By Al Higgins

When we hear the words Habitat for Humanity the first image that pops into the heads of many folks is that for President Jimmy Carter swinging a hammer. While it is true that President Carter’s involvement with Habitat for Humanity has shown a bright light on the non-profits activities, there are hundreds, if not thousands of volunteers who lend their time and expertise to the organization. 

Molly Hilligoss is the Executive Director of Habitat for Humanity in Salisbury. She was born and educated on the Shore and earned her undergraduate degree from Penn State and her MBA at the University of Maryland. “We are licensed builders by the state of Maryland,” she said. “Using money, materials and time donated by individuals, businesses, churches and community organizations, Habitat for Humanity of Wicomico County works with family partners to build simple, decent houses, which are then sold to the homeowner at no profit, utilizing a no-interest mortgage. Monthly mortgage payments from existing homes, along with continued contributions create a fund that enables us to run the organization and continue to build more homes. The average monthly mortgage payment is about $650; considerably lower than the average $1,000 a month rent.

Habitat for Humanity is in dire need of volunteers and funding. The pandemic has forced them to curtail the hours of their staff and volunteer hours have dramatically reduce. But what is even more disturbing is poverty in Wicomico County, and within the city limits of Salisbury in particular, poverty is rising at an incredible rate. Presently over 16 percent of Wicomico County residents live below the poverty level and a whopping 28 percent of the residents of Salisbury live below the poverty line. The median household income for Wicomico County is $53,508, while the median household income in the city of Salisbury is a mere $37,780. When you consider the median gross monthly rent for an apartment in Salisbury is $1,035 you quickly realize these folks are spending over a third of their total income just on rent. That leaves very little opportunity to save enough money to eventually purchase a home. That is where Habitat for Humanity comes in.

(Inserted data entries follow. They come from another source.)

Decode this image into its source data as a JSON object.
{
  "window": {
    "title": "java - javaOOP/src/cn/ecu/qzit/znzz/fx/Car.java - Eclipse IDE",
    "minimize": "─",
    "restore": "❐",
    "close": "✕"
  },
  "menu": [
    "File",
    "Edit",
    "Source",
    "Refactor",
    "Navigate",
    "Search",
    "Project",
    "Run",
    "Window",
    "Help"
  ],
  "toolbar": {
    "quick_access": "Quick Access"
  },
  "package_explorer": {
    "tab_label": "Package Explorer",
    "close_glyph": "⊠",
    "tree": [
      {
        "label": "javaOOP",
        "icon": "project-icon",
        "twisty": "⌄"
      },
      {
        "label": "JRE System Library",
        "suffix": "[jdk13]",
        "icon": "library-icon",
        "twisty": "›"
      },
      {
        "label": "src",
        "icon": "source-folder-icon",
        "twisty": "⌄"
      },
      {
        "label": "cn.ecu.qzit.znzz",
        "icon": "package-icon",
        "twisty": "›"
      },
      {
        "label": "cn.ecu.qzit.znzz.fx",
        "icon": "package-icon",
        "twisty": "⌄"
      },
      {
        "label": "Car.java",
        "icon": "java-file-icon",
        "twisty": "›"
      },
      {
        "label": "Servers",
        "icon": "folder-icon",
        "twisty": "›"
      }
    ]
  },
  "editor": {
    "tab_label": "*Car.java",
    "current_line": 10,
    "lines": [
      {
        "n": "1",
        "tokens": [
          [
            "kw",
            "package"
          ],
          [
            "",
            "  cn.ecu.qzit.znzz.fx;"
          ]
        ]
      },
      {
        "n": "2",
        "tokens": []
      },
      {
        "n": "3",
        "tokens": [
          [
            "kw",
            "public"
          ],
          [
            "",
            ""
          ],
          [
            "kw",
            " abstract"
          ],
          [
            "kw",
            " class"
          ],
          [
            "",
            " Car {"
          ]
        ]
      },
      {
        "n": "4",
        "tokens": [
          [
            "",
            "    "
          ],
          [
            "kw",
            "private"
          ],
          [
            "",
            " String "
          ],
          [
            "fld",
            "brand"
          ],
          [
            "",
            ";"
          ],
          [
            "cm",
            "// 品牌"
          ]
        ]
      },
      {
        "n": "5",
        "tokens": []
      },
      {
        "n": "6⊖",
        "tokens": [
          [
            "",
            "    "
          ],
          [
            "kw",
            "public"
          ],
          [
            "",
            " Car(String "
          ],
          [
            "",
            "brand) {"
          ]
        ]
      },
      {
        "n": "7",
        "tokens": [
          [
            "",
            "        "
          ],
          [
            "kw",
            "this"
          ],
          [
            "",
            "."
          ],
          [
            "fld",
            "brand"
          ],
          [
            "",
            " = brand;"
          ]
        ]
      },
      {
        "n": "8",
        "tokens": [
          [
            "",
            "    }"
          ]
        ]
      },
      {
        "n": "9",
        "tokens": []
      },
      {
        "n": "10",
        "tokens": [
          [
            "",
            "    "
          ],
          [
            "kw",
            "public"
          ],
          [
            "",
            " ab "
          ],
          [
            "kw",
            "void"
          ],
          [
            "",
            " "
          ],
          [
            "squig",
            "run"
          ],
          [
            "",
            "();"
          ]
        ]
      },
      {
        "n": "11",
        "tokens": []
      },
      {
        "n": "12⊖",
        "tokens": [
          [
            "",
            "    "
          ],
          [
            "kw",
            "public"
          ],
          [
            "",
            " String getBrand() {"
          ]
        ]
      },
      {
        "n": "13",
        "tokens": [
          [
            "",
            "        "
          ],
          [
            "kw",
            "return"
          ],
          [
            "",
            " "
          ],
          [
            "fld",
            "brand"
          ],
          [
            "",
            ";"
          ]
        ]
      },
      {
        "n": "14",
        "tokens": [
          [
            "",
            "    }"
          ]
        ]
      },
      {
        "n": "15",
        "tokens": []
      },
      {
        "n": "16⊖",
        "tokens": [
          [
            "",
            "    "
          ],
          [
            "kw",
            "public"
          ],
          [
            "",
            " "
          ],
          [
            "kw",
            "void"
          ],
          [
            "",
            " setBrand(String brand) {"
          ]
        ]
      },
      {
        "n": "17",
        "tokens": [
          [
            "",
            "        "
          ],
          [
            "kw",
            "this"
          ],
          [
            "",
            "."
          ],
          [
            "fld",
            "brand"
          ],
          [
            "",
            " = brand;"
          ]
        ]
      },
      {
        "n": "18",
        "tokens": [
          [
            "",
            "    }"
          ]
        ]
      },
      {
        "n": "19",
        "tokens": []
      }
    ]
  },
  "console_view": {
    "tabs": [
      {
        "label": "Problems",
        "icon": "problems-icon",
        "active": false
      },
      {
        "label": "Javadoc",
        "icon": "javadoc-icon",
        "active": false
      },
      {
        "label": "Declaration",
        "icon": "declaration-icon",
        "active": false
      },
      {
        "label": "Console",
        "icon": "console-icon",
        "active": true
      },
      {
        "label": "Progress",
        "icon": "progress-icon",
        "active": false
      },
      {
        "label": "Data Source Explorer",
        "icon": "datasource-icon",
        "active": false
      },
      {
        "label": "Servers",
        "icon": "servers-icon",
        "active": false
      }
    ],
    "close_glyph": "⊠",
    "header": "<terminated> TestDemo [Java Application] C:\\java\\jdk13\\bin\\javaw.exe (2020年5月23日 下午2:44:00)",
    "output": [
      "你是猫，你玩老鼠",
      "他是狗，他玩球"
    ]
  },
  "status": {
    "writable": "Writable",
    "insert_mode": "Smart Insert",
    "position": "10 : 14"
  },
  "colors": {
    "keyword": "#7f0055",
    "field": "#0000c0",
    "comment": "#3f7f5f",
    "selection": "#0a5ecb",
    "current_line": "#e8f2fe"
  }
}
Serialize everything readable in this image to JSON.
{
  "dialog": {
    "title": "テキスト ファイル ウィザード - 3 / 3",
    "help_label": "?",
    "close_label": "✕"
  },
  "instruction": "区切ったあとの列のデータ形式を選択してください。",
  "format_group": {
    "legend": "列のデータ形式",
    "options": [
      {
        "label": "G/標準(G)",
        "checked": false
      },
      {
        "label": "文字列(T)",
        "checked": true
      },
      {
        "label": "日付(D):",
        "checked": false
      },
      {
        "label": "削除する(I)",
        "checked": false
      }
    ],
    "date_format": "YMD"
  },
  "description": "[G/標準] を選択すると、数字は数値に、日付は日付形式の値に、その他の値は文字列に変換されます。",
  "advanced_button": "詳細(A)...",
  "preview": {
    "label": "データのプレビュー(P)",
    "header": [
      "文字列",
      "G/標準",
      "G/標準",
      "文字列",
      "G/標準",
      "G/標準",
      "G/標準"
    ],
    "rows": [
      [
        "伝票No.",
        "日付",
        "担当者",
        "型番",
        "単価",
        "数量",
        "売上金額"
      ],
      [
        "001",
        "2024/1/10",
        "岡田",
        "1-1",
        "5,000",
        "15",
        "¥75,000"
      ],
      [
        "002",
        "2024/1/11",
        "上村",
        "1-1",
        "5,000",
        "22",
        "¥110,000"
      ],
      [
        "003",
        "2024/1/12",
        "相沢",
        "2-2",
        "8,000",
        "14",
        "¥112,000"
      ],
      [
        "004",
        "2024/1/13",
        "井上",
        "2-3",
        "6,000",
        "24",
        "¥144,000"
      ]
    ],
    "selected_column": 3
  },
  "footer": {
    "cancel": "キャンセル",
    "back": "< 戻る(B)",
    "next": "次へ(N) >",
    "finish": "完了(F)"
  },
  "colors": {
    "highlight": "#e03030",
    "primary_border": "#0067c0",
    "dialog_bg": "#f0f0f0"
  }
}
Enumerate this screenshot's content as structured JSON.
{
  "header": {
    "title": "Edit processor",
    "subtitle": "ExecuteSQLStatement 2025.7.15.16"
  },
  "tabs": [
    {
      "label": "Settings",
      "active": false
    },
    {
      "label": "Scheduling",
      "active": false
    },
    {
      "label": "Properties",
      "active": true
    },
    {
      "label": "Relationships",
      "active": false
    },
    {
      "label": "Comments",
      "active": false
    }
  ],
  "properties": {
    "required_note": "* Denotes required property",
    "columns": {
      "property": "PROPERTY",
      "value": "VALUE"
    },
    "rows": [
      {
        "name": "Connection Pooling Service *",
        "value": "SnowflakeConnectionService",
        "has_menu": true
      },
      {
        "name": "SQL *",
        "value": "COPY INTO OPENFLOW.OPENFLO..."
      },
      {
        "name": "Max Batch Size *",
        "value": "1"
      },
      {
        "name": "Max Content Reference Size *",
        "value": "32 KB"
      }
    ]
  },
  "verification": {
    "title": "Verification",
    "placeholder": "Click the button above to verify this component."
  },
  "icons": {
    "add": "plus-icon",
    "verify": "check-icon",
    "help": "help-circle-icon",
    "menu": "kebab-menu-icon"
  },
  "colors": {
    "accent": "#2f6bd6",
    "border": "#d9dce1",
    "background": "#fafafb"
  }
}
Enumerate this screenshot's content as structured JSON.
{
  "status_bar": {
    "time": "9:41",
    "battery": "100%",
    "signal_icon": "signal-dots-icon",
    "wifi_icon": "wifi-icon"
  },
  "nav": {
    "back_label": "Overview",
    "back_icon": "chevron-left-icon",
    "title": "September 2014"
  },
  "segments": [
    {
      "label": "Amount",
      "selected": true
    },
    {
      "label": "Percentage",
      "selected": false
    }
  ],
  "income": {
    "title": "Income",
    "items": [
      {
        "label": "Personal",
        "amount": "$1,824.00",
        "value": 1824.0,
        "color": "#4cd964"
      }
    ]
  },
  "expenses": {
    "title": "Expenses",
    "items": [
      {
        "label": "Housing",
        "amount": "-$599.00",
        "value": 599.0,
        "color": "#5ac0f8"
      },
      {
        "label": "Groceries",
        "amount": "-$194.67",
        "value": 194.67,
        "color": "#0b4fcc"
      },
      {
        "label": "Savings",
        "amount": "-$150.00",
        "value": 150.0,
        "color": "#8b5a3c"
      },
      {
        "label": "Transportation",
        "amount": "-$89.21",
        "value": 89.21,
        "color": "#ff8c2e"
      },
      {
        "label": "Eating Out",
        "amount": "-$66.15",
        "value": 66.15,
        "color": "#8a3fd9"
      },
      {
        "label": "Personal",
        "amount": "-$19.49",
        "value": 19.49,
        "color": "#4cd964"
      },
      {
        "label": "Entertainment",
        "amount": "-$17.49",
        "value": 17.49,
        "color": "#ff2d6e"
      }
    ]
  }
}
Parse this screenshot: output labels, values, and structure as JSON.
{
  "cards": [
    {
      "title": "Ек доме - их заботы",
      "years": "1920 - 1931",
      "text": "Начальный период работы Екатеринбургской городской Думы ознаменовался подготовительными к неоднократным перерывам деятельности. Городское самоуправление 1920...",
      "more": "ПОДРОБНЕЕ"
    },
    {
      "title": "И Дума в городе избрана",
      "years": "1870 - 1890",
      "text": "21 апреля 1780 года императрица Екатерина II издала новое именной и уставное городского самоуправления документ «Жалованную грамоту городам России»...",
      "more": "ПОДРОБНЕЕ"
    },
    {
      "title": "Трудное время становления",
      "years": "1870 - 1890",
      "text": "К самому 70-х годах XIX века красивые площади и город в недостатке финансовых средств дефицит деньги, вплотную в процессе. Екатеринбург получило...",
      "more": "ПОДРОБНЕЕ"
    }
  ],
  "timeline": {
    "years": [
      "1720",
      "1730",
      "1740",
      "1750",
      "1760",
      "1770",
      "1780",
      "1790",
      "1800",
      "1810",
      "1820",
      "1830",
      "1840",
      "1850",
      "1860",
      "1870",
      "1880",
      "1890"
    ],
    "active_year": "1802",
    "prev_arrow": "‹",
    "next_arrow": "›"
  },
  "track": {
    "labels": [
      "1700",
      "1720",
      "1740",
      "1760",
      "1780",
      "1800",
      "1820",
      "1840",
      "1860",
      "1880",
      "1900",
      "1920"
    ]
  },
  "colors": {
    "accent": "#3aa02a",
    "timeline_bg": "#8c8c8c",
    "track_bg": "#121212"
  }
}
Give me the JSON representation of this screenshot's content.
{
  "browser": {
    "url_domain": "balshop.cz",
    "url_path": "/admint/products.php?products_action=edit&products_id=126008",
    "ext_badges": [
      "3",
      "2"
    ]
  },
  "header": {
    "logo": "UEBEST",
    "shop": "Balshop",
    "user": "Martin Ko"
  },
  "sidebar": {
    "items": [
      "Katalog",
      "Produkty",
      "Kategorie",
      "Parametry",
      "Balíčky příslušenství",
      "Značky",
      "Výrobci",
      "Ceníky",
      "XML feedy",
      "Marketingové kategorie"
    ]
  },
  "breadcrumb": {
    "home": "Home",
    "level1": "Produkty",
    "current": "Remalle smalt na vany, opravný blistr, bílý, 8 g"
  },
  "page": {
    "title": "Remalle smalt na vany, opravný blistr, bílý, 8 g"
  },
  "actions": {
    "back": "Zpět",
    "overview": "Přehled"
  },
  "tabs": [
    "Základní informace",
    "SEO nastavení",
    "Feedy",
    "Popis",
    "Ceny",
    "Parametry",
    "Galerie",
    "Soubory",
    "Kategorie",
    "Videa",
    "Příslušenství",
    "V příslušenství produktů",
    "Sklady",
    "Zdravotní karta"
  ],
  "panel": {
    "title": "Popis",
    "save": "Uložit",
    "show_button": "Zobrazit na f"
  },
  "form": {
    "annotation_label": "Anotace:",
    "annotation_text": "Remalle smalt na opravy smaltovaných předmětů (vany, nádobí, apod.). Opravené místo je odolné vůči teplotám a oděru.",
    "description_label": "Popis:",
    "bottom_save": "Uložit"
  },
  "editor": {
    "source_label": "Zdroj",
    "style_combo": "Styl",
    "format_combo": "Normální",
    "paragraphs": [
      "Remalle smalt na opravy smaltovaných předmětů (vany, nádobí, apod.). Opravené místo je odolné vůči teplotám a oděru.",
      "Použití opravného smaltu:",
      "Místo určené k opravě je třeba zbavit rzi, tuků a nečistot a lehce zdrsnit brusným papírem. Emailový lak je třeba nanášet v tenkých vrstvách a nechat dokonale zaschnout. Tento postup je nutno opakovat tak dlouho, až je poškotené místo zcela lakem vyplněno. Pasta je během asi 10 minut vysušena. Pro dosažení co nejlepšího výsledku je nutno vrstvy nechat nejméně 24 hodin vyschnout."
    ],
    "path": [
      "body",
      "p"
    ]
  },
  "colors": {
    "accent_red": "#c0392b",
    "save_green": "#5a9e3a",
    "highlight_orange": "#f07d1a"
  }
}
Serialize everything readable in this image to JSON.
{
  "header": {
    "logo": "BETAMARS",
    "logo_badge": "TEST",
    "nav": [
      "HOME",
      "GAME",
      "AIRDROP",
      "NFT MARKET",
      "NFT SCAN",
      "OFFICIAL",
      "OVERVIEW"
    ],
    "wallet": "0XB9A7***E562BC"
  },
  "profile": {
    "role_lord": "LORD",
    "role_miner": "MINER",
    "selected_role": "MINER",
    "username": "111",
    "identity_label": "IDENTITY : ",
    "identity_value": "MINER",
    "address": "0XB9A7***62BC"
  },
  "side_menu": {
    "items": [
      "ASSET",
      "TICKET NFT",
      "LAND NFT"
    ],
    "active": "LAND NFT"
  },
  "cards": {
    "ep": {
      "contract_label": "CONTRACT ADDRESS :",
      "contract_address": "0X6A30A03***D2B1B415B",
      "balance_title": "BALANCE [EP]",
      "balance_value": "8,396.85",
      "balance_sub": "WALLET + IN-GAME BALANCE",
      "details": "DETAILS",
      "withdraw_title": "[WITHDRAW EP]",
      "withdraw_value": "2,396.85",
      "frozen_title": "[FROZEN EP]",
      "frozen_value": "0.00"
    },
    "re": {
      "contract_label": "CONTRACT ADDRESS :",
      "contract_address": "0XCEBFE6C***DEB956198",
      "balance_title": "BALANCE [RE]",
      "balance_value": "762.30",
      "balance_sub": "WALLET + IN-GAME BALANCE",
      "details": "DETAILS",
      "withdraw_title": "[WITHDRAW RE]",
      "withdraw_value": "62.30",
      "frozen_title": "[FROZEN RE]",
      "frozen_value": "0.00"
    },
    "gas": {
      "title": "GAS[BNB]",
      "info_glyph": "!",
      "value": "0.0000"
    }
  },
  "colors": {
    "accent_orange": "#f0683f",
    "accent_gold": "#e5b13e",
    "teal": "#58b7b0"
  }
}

“There are basic parameters for eligibility to obtain a new or refurbished home,” said Molly. “Questions asked include: Do you live in substandard housing, do you live in subsidized housing, are you spending more than 35 percent of your monthly income on housing? Have you held the same job or source of income for nine months, have you paid your rent on time for the last 12 months, can you make monthly home payments, can you save about $2,400 over the next two years as you wait for your home to be built, do you have a workable credit history? If so inclined, and able, the applicant can contribute 300 sweat-equity hours in lieu of a down-payment. Attendance at classes and workshops is required and the willingness to represent Habitat for Humanity publicly by speaking at meetings and in the media.”

Habitat for Humanity strives to build one house per year and they currently have 30 files under review, but not all of them are for new homes though. Habitat also does major repairs on homes, including roofing. In addition to building and repairing homes, Habitat also administers the Restore Program, which offers low cost home supplies, furniture and even home appliances at very attractive prices. Restore is open to the public and last year registered sales of $400,000. Typically they will purchase truckloads of goods and sell them at a discounted price. Also, some of the goods are donated. 

Habitat for Humanity of Wicomico County welcomes any and all support they can garner.